In Western Christianity, the Epifania [Epiphany], which falls on January 6, celebrates the visit of the magi to the Christ Child and the physical manifestation of Jesus Christ himself to the Gentiles. In Italy the festivity is sometimes called, although imprecisely, the Befana—the name being a linguistic corruption of the word Epifania. According to the tradition, the Befana is a broomstick-riding old woman who brings treats to kids. The Epifania marks the end of the holiday season and the last day of school vacation, and it comes with many customs and traditions. So, let’s hop on our broomsticks and discover all the Befana’s secrets!
L’Epifania tutte le feste porta via
The more prosaic meaning of the Epifania is the end of the one-month-long holiday season. In Italy the holiday season starts with the Immacolata Concezione (December 8), continues with la vigilia di Natale (December 24), Natale, S. Stefano (December 26), and Capodanno (January 1), and finishes with the Epifania. L’Epifania tutte le feste porta via (Epiphany brings away all the holidays), as they say. It’s the most bittersweet day for kids: they get treats, but school resumes the next day. As for treats: according to the tradition, kids who behaved well get candies and chocolate; kids who misbehaved get coal. It turns out that the coal is made of sugar, however, so it’s still good, although not the best indulgence for still-very-soft teeth. Anyhow, kids hang their stockings the night before, and the nice, witch-like lady brings them treats overnight.
Origins and (local) traditions
The Befana (meaning the old-lady package of customs) was originally celebrated in a few Italian regions only, but it’s now a nationwide tradition. In some regions, treats are actually brought by i Re Magi, including Sardinia, for instance, where many traditions from the Spanish domination still persist. Pretty much everywhere, hanging stocking is the most popular way to welcome the Befana. In Roma, people traditionally go to Piazza Navona, where the most popular Christmas market takes place.

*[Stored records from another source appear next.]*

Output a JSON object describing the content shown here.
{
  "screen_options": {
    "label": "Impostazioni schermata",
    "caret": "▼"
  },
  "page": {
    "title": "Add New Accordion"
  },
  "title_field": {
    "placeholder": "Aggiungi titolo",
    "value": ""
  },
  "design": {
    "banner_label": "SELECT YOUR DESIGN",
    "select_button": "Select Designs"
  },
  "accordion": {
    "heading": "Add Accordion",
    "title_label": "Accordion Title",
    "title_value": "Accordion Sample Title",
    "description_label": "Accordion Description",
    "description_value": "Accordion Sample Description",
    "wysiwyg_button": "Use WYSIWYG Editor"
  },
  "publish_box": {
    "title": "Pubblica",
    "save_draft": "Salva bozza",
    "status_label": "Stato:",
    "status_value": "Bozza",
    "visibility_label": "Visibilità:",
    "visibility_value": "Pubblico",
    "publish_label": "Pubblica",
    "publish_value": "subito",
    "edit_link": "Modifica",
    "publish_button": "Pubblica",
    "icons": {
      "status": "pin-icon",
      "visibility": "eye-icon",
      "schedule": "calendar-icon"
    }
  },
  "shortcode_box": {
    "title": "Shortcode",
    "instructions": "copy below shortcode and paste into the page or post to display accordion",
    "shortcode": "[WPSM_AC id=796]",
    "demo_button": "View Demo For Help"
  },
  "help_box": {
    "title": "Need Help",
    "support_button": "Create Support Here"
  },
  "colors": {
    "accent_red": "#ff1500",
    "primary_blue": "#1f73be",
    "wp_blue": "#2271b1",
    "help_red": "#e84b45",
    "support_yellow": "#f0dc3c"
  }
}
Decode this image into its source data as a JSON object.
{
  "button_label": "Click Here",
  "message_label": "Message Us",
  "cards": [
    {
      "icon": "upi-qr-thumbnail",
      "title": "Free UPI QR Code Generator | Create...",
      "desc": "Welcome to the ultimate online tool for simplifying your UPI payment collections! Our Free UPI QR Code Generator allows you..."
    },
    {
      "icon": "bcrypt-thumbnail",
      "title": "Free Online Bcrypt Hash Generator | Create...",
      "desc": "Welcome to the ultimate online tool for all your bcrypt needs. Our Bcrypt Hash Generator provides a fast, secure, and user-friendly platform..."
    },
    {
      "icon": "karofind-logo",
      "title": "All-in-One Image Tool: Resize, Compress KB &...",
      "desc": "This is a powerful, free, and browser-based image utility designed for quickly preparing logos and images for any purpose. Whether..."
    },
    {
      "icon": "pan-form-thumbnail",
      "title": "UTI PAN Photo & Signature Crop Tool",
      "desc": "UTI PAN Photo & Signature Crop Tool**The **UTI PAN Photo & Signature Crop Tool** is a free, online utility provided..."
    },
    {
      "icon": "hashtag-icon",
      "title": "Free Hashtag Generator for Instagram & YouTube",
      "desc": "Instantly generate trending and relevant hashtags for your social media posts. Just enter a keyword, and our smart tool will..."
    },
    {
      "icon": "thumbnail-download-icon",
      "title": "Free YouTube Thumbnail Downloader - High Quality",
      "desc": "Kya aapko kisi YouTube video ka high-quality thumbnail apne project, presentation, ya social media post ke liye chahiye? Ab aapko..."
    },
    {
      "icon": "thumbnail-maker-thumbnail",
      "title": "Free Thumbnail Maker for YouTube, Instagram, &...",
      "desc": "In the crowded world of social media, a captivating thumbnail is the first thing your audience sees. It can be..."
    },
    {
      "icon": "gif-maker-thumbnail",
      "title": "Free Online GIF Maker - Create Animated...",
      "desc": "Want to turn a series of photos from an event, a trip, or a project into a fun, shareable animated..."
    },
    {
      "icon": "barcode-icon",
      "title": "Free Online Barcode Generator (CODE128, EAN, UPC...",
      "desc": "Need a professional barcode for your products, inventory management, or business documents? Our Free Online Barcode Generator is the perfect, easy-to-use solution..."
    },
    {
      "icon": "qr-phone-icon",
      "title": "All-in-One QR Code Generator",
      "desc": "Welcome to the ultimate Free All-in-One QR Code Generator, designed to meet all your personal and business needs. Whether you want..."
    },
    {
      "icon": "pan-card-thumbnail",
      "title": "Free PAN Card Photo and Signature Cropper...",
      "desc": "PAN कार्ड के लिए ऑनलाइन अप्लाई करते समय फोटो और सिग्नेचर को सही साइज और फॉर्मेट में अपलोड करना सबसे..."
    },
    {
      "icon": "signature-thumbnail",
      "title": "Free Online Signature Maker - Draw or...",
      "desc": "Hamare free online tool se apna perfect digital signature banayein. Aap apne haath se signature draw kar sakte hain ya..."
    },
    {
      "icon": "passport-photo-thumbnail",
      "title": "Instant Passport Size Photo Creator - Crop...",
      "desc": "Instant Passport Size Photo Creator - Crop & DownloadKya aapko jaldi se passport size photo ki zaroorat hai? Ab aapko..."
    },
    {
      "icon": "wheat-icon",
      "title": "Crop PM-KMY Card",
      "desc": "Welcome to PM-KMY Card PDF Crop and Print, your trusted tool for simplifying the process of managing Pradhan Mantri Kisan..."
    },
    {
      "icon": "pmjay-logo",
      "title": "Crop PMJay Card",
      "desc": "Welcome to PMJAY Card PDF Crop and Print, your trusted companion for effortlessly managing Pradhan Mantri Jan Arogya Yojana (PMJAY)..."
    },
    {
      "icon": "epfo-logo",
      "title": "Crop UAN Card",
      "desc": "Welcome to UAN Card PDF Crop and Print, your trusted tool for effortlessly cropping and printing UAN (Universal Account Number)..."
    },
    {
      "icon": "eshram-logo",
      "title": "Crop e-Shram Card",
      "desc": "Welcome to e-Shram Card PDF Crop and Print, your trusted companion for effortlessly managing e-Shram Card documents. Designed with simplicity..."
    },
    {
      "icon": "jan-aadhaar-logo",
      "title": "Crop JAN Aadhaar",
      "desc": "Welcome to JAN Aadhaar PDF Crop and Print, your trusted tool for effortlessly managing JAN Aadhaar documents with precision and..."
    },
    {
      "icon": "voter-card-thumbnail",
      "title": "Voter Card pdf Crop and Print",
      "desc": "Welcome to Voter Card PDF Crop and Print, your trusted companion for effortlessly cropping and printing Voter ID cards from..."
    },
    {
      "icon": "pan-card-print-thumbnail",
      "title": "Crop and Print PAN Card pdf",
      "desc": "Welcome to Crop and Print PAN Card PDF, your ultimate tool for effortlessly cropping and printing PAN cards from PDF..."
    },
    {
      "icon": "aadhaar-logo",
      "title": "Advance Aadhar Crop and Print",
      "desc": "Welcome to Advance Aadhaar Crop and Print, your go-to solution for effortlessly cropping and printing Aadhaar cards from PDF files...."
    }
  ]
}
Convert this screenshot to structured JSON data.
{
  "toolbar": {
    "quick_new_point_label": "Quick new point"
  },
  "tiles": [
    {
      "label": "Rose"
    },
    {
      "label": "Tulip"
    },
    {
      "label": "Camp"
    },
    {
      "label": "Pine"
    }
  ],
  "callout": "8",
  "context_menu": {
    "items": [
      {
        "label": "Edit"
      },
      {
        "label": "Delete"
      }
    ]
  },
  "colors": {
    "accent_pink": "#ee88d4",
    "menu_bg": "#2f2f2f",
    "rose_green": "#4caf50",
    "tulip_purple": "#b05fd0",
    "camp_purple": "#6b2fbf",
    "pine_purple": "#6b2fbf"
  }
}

Enjoying the last remnants of festive vibes surrounded by Bernini’s and Borromini’s fountains and statues, after all, fa felici grandi e piccini(makes grown-ups and kids equally happy).
Other local traditions include the Regata in Venice, a rowing regatta race in which athletes, dressed as old witches, row their way through the Venetian canals and whose finish line consists of a huge sock hanging down from ponte di Rialto; the Raduno Nazionale delle Befane e dei Befani—a gathering of people dressed as Befana/o, with a series of awards, the most prestigious being Miss Befana—which takes place close to Parma. Napoli hosts a parade along the seafront and in piazza Plebiscito—one the most beautiful and central locations in the city—a special Befana (a firefighter disguised as such) comes down from the sky to give away treats.
And—of course!—there’s food involved: the fugassa d’la Befan, a focaccia filled with raisins and candied fruits; the cavallucci and befanini, sugar- or sprinkles-coated cookies made in Tuscany; the pastiera campana(from Campania), which is also an Easter tradition—after all, who are we to say no to a pastiera at any given day?; the pepatelli, cookies made with honey, almonds, orange peels, and a pinch of pepper, typical of Southern Italy.
La Befana vien di notte…
From all the above, you can easily tell why the Befana is a very beloved tradition. If coming to Italy to celebrate it is not an option, you can watch a movie! A good choice might be La Befana vien di note, for instance, by Paola Cortellesi, a 2018 movie in which an elementary teacher is, in fact, the real Befana. La Befana vien di notte con le scarpe tutte rotte … is also the first line of a famous nursery rhyme every Italian kid is familiar with. Search for it on the Internet, and maybe try to sing it—any practice opportunity is good practice!
By Claudia Quesito